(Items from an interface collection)
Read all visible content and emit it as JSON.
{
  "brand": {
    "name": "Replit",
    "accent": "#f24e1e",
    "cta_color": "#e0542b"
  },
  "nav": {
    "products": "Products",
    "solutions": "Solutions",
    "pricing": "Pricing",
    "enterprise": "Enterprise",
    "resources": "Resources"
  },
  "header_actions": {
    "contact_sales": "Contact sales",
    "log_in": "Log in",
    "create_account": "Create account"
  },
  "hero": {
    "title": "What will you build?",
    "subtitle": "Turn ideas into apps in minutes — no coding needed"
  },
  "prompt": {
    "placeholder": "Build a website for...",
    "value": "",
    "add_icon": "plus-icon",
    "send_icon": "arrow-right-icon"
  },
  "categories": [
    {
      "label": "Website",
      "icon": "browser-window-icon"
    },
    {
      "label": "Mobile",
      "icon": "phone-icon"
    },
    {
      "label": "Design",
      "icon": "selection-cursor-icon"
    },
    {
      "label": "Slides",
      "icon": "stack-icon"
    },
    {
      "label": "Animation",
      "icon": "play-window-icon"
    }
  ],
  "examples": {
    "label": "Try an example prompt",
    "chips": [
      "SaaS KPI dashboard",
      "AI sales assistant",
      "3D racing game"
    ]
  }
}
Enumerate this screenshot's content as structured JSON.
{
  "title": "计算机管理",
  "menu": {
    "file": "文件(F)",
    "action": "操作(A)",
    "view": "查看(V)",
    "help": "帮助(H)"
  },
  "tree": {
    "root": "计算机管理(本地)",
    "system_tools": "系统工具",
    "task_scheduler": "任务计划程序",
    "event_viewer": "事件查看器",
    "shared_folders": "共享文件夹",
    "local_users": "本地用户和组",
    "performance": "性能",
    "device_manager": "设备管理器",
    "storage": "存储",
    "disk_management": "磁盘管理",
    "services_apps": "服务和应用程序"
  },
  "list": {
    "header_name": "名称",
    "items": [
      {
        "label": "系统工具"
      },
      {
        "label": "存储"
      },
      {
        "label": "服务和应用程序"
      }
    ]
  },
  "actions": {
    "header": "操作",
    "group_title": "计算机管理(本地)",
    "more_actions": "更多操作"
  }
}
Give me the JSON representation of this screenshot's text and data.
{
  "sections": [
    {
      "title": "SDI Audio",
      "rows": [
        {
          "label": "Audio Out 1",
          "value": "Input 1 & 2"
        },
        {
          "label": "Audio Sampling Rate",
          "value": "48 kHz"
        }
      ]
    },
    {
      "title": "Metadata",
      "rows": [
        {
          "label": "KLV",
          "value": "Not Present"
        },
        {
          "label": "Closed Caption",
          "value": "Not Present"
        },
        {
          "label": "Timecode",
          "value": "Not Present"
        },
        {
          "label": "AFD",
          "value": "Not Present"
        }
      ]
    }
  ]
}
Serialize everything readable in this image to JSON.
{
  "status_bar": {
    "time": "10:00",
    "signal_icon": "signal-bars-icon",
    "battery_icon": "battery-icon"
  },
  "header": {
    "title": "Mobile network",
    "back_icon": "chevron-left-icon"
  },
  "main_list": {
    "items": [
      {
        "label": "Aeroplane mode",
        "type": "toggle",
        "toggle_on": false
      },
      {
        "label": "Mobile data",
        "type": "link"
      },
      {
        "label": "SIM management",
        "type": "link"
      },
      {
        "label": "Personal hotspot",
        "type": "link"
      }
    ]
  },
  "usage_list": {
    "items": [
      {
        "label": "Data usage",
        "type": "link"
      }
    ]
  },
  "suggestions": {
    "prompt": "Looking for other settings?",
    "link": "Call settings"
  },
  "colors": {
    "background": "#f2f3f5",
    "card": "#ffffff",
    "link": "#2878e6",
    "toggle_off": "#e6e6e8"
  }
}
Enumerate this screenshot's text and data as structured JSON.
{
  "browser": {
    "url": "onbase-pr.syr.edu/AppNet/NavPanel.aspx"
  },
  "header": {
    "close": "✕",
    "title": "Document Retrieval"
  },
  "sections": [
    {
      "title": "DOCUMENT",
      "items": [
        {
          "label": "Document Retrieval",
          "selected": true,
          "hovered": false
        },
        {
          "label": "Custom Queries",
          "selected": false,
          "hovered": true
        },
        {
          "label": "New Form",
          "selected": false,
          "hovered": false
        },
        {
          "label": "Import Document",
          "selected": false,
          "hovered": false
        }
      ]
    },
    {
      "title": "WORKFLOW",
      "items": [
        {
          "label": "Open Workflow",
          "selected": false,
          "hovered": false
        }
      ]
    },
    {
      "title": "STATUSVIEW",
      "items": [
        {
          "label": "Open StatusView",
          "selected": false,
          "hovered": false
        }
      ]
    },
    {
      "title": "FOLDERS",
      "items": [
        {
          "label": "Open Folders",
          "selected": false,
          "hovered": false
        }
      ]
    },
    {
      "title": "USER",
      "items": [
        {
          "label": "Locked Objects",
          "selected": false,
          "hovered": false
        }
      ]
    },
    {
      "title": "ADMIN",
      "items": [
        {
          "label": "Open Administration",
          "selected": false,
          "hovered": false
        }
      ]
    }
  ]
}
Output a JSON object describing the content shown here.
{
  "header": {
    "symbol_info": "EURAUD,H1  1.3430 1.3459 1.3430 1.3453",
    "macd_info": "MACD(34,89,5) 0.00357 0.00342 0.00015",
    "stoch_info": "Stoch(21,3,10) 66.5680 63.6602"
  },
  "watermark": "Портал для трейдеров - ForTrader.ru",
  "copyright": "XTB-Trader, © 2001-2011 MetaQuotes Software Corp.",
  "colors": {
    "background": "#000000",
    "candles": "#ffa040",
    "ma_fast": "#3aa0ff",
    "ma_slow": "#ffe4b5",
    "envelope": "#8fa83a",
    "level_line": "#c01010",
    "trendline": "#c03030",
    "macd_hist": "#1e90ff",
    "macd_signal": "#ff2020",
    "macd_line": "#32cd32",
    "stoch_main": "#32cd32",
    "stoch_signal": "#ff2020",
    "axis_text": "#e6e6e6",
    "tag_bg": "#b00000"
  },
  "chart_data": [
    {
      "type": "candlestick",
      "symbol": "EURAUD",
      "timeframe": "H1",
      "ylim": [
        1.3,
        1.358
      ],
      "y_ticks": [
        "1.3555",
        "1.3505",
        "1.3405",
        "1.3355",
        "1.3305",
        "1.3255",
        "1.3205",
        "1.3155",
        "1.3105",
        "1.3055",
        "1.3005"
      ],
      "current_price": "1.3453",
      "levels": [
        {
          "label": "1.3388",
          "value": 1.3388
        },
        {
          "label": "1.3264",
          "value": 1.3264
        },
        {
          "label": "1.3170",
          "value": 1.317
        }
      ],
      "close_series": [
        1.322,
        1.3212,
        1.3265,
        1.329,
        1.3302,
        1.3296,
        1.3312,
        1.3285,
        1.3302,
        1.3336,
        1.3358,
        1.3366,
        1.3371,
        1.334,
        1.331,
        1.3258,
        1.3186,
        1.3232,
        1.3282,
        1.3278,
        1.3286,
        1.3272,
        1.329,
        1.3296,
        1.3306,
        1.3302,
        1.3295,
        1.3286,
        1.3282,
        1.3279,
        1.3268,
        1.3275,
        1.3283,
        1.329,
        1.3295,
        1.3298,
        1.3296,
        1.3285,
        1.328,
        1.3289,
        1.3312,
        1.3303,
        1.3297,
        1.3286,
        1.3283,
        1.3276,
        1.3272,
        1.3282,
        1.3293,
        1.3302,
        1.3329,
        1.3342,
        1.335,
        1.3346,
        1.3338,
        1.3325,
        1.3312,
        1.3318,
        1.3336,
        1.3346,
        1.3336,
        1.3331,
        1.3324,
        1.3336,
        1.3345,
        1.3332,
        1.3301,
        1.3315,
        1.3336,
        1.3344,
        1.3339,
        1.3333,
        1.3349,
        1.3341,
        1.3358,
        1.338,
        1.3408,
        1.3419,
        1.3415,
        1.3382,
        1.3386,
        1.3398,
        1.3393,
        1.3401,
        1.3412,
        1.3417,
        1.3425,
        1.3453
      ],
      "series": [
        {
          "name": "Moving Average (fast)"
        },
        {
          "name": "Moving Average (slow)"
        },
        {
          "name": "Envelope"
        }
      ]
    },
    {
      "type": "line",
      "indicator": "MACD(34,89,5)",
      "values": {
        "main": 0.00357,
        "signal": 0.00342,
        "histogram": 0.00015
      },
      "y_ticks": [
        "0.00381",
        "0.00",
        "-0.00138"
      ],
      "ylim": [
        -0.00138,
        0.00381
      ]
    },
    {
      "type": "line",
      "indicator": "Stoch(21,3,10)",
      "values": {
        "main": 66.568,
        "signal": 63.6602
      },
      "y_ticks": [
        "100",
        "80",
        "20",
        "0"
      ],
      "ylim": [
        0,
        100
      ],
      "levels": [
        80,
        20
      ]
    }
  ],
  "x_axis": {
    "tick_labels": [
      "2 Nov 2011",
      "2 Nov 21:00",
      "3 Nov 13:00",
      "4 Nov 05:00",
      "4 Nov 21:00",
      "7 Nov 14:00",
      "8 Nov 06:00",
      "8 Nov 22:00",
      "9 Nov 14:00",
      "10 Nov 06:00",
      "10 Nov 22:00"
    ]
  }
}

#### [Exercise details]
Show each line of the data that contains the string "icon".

#### [Written response]
    "add_icon": "plus-icon",
    "send_icon": "arrow-right-icon"
      "icon": "browser-window-icon"
      "icon": "phone-icon"
      "icon": "selection-cursor-icon"
      "icon": "stack-icon"
      "icon": "play-window-icon"
    "signal_icon": "signal-bars-icon",
    "battery_icon": "battery-icon"
    "back_icon": "chevron-left-icon"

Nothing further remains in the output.